Right now I’m looking for other venues, locales, galleries etc. to partner with and would like to see the show travel. In the process of creating, curating and executing the show, I’ve made new friendships and strengthened old ones. I can’t speak for all artists or tribes. No matter where we’re from we have roots and specific social mores unique to our own families/tribes/cultures. Whether Native Californian or Native American, or both, I wanted to show and share similarities we all have. All of us are “tribal” people in some manner.

We all have a lot of work to do in bringing communities, artists, leaders and tribes together around important issues we all face. I figured WHAT TRIBE was a good place to start. Hope you all get to see the show and of course there will be others. Right now I’m busy writing down thoughts on this show and it’s importance to the communities involved. Thank you all artists and friends that helped along the way. It’s only a beginning.

Douglas Miles
WHAT TRIBE Project Artist / Curator

ALL Photos by Eriberto ORIOL

Posted on August 20th, by APACHE Skateboards in Uncategorized. No Comments

The eyes of Indian women are like infra-red night vision scopes aiming at your enemy.


Posted on July 18th, by APACHE Skateboards in Uncategorized. No Comments

Available now at

Manifest Destiny in a happy meal, the anti-franchise franchise, sweet hipster irony, a conversation stopper, not seen in stores or on TV, giving honor to whom honor is due, racism is fun again kids ( mad sarcasm) with this new Tonto Tee. If this don’t put you in the “un-friend zone” nothing will.

Badwinds X Apache Skateboards Co-Lab Limited Edition : Wig NOT included, Rez Life optional.

Posted on July 16th, by APACHE Skateboards in Uncategorized. No Comments

Now Playing : The Lone Racist :

We (Natives) don’t care what American pop culture says about Tonto’s importance to America. We did not ask to be stereotyped in film. No one ever asked Natives what we thought. Now we are supposed to believe that this role is “okay” because someone wealthy and famous says its honoring? The other problem is there are whole generations that don’t even know this type of role is racist.
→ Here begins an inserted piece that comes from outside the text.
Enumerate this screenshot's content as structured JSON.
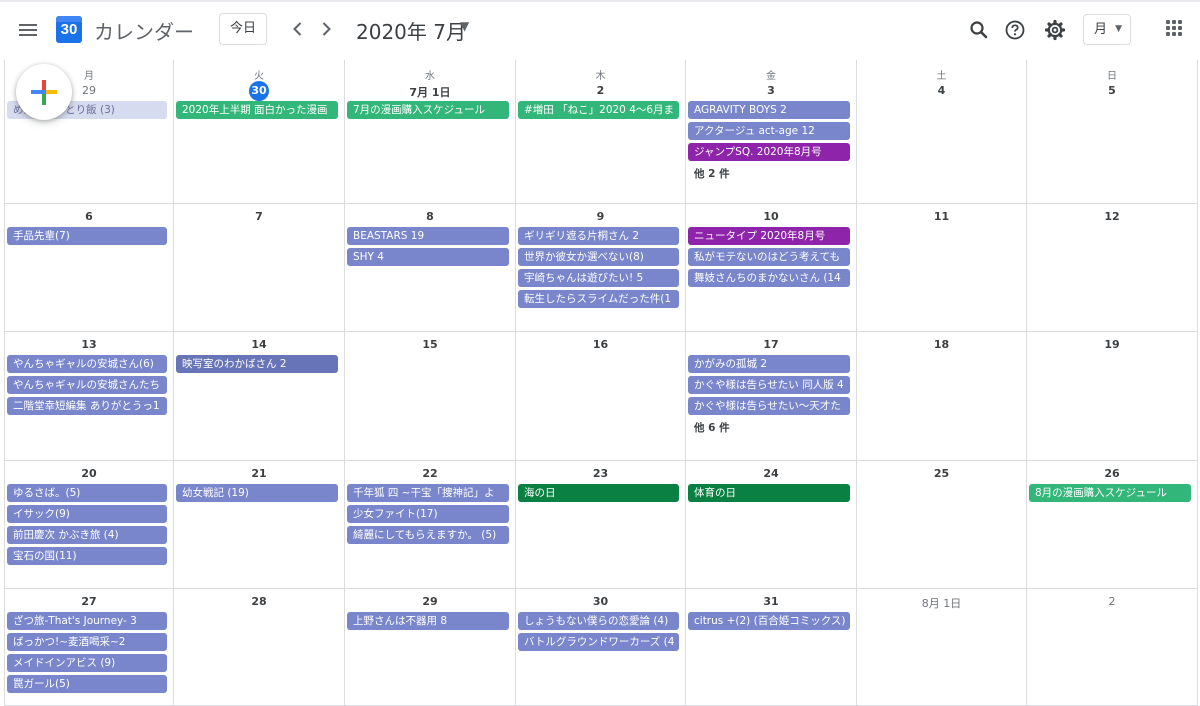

Disney banked on this fact heavily, lost and will continue to until they rectify the matter.

Posted on July 15th, by APACHE Skateboards in Uncategorized. No Comments
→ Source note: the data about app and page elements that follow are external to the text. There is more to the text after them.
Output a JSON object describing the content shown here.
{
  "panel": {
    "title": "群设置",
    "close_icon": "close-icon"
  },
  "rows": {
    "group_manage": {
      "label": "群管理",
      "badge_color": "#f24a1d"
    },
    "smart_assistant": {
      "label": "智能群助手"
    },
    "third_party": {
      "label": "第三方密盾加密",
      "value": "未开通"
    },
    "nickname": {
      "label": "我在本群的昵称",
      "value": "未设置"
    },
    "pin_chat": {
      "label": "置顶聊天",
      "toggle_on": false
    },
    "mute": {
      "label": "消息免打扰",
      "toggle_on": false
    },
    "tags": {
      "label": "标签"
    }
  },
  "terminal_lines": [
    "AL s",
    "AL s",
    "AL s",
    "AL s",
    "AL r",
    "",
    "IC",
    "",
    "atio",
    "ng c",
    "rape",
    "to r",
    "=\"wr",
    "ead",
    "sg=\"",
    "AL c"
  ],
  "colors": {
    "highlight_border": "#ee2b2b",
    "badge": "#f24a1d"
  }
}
Them Summer Daze

When you don’t have much, on the rez, you learn to be thankful for what you got. Don’t feel sorry for us. We don’t want you’re Brad Pity. Pity is never as strong as Respect.

Posted on July 4th, by APACHE Skateboards in Uncategorized. No Comments

Melissa Cody at The Compound in Tempe,AZ w D.Miles stencil art

Posted on July 2nd, by APACHE Skateboards in Uncategorized. No Comments

There are three basic types of stereotypical 
“Native-Theme” photography.

1: Mystical landscape/pseudo-glam photoshopped model 

2: Faux/ pseudo historic: Edward S. Curtis anthropology type.

3: “Poverty Portfolio” focus on environment, depression or addiction of Native People.

I want my photography to be a reflection of the understated forgotten beauty and raw power of Native and Tribal People, not as victims but as victors in spite of challenges. Hidden inside each image is a small revolution. Let us lay all (self-)stereotypes and categories aside. Stay proud and be yourself.
 That’s all but that is everything.

What you are seeing here on this site is a current version of our everyday self. No filters, romance, cliche’ or pandering for mainstream acceptance. Just Indian people being themselves, for ourselves. I’m blessed to call most my friends but more importantly that they allowed me to catch them in all their raw power, presence and dignity. Sometimes we were just having fun.

Douglas Miles / Photographer